_YOUR OBJECTIVE_
Reproduce the data in its entirety, exactly as written.

_EXERCISE INPUT_
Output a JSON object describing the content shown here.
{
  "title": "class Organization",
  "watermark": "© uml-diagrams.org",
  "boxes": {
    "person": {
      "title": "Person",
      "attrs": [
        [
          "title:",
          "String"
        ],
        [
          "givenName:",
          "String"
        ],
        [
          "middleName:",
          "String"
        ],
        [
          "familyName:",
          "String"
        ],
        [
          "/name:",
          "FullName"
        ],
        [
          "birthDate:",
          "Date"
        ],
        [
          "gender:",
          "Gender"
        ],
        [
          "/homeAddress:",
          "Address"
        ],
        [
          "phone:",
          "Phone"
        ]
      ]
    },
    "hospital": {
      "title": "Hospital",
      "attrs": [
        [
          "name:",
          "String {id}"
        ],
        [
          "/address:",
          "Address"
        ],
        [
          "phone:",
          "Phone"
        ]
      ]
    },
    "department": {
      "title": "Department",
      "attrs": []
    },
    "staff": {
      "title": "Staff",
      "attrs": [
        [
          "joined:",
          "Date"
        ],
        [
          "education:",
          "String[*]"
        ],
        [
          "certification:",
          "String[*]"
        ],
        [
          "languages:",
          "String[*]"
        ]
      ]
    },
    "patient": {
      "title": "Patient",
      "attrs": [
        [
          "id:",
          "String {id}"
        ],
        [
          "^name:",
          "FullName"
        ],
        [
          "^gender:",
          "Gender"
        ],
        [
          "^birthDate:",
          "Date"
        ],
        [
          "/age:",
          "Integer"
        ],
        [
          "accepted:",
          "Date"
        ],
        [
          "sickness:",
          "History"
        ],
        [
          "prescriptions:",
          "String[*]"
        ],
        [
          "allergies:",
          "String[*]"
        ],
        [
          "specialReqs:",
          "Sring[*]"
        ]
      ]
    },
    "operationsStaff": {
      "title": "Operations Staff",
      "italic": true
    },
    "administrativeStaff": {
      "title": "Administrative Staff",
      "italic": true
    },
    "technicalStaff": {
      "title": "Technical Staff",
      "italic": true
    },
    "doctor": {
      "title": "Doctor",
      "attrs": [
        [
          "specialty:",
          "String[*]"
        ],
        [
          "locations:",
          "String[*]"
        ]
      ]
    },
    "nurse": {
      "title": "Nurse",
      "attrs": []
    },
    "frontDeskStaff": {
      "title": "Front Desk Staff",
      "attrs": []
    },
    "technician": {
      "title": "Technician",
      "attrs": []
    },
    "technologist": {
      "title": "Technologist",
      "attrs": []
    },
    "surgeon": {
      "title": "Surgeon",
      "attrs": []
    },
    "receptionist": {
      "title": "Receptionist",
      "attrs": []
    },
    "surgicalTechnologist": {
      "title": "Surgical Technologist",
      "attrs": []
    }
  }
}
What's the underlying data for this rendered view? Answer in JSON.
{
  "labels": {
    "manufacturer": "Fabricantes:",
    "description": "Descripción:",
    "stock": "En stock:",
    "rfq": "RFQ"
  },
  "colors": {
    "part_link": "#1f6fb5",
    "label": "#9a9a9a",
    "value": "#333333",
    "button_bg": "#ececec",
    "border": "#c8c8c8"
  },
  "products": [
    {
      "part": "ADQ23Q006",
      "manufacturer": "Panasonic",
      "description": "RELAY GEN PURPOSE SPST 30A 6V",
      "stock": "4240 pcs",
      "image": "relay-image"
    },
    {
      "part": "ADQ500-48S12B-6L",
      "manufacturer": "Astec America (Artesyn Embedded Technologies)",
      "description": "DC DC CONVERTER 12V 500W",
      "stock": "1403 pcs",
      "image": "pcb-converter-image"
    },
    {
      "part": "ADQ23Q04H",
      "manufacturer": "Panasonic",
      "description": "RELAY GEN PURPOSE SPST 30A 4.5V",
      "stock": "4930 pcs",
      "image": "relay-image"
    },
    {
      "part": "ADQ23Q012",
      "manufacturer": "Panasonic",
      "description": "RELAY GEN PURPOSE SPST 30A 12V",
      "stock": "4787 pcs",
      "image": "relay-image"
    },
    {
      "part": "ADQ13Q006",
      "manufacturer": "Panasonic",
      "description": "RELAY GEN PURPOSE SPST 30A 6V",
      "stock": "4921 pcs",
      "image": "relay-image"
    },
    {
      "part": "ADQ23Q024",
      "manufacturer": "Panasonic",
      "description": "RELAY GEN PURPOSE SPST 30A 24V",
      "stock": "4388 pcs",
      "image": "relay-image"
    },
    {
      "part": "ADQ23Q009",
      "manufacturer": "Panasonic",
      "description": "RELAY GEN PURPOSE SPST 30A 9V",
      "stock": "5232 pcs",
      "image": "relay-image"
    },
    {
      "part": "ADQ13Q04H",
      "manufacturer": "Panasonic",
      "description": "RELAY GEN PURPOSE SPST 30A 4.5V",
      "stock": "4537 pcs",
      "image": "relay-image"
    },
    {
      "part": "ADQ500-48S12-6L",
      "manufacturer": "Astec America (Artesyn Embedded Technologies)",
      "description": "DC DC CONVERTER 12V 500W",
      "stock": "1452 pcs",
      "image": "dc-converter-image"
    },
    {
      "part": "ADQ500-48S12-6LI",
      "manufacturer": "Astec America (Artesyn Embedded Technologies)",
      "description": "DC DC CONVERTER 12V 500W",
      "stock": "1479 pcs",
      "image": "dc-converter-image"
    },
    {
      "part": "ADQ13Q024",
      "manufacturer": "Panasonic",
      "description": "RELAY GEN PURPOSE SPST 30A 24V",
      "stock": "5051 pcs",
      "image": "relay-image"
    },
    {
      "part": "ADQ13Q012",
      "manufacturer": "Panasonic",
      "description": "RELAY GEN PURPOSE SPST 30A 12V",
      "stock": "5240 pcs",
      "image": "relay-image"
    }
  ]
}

_OUTPUT FOR THIS TASK_
Output a JSON object describing the content shown here.
{
  "title": "class Organization",
  "watermark": "© uml-diagrams.org",
  "boxes": {
    "person": {
      "title": "Person",
      "attrs": [
        [
          "title:",
          "String"
        ],
        [
          "givenName:",
          "String"
        ],
        [
          "middleName:",
          "String"
        ],
        [
          "familyName:",
          "String"
        ],
        [
          "/name:",
          "FullName"
        ],
        [
          "birthDate:",
          "Date"
        ],
        [
          "gender:",
          "Gender"
        ],
        [
          "/homeAddress:",
          "Address"
        ],
        [
          "phone:",
          "Phone"
        ]
      ]
    },
    "hospital": {
      "title": "Hospital",
      "attrs": [
        [
          "name:",
          "String {id}"
        ],
        [
          "/address:",
          "Address"
        ],
        [
          "phone:",
          "Phone"
        ]
      ]
    },
    "department": {
      "title": "Department",
      "attrs": []
    },
    "staff": {
      "title": "Staff",
      "attrs": [
        [
          "joined:",
          "Date"
        ],
        [
          "education:",
          "String[*]"
        ],
        [
          "certification:",
          "String[*]"
        ],
        [
          "languages:",
          "String[*]"
        ]
      ]
    },
    "patient": {
      "title": "Patient",
      "attrs": [
        [
          "id:",
          "String {id}"
        ],
        [
          "^name:",
          "FullName"
        ],
        [
          "^gender:",
          "Gender"
        ],
        [
          "^birthDate:",
          "Date"
        ],
        [
          "/age:",
          "Integer"
        ],
        [
          "accepted:",
          "Date"
        ],
        [
          "sickness:",
          "History"
        ],
        [
          "prescriptions:",
          "String[*]"
        ],
        [
          "allergies:",
          "String[*]"
        ],
        [
          "specialReqs:",
          "Sring[*]"
        ]
      ]
    },
    "operationsStaff": {
      "title": "Operations Staff",
      "italic": true
    },
    "administrativeStaff": {
      "title": "Administrative Staff",
      "italic": true
    },
    "technicalStaff": {
      "title": "Technical Staff",
      "italic": true
    },
    "doctor": {
      "title": "Doctor",
      "attrs": [
        [
          "specialty:",
          "String[*]"
        ],
        [
          "locations:",
          "String[*]"
        ]
      ]
    },
    "nurse": {
      "title": "Nurse",
      "attrs": []
    },
    "frontDeskStaff": {
      "title": "Front Desk Staff",
      "attrs": []
    },
    "technician": {
      "title": "Technician",
      "attrs": []
    },
    "technologist": {
      "title": "Technologist",
      "attrs": []
    },
    "surgeon": {
      "title": "Surgeon",
      "attrs": []
    },
    "receptionist": {
      "title": "Receptionist",
      "attrs": []
    },
    "surgicalTechnologist": {
      "title": "Surgical Technologist",
      "attrs": []
    }
  }
}
What's the underlying data for this rendered view? Answer in JSON.
{
  "labels": {
    "manufacturer": "Fabricantes:",
    "description": "Descripción:",
    "stock": "En stock:",
    "rfq": "RFQ"
  },
  "colors": {
    "part_link": "#1f6fb5",
    "label": "#9a9a9a",
    "value": "#333333",
    "button_bg": "#ececec",
    "border": "#c8c8c8"
  },
  "products": [
    {
      "part": "ADQ23Q006",
      "manufacturer": "Panasonic",
      "description": "RELAY GEN PURPOSE SPST 30A 6V",
      "stock": "4240 pcs",
      "image": "relay-image"
    },
    {
      "part": "ADQ500-48S12B-6L",
      "manufacturer": "Astec America (Artesyn Embedded Technologies)",
      "description": "DC DC CONVERTER 12V 500W",
      "stock": "1403 pcs",
      "image": "pcb-converter-image"
    },
    {
      "part": "ADQ23Q04H",
      "manufacturer": "Panasonic",
      "description": "RELAY GEN PURPOSE SPST 30A 4.5V",
      "stock": "4930 pcs",
      "image": "relay-image"
    },
    {
      "part": "ADQ23Q012",
      "manufacturer": "Panasonic",
      "description": "RELAY GEN PURPOSE SPST 30A 12V",
      "stock": "4787 pcs",
      "image": "relay-image"
    },
    {
      "part": "ADQ13Q006",
      "manufacturer": "Panasonic",
      "description": "RELAY GEN PURPOSE SPST 30A 6V",
      "stock": "4921 pcs",
      "image": "relay-image"
    },
    {
      "part": "ADQ23Q024",
      "manufacturer": "Panasonic",
      "description": "RELAY GEN PURPOSE SPST 30A 24V",
      "stock": "4388 pcs",
      "image": "relay-image"
    },
    {
      "part": "ADQ23Q009",
      "manufacturer": "Panasonic",
      "description": "RELAY GEN PURPOSE SPST 30A 9V",
      "stock": "5232 pcs",
      "image": "relay-image"
    },
    {
      "part": "ADQ13Q04H",
      "manufacturer": "Panasonic",
      "description": "RELAY GEN PURPOSE SPST 30A 4.5V",
      "stock": "4537 pcs",
      "image": "relay-image"
    },
    {
      "part": "ADQ500-48S12-6L",
      "manufacturer": "Astec America (Artesyn Embedded Technologies)",
      "description": "DC DC CONVERTER 12V 500W",
      "stock": "1452 pcs",
      "image": "dc-converter-image"
    },
    {
      "part": "ADQ500-48S12-6LI",
      "manufacturer": "Astec America (Artesyn Embedded Technologies)",
      "description": "DC DC CONVERTER 12V 500W",
      "stock": "1479 pcs",
      "image": "dc-converter-image"
    },
    {
      "part": "ADQ13Q024",
      "manufacturer": "Panasonic",
      "description": "RELAY GEN PURPOSE SPST 30A 24V",
      "stock": "5051 pcs",
      "image": "relay-image"
    },
    {
      "part": "ADQ13Q012",
      "manufacturer": "Panasonic",
      "description": "RELAY GEN PURPOSE SPST 30A 12V",
      "stock": "5240 pcs",
      "image": "relay-image"
    }
  ]
}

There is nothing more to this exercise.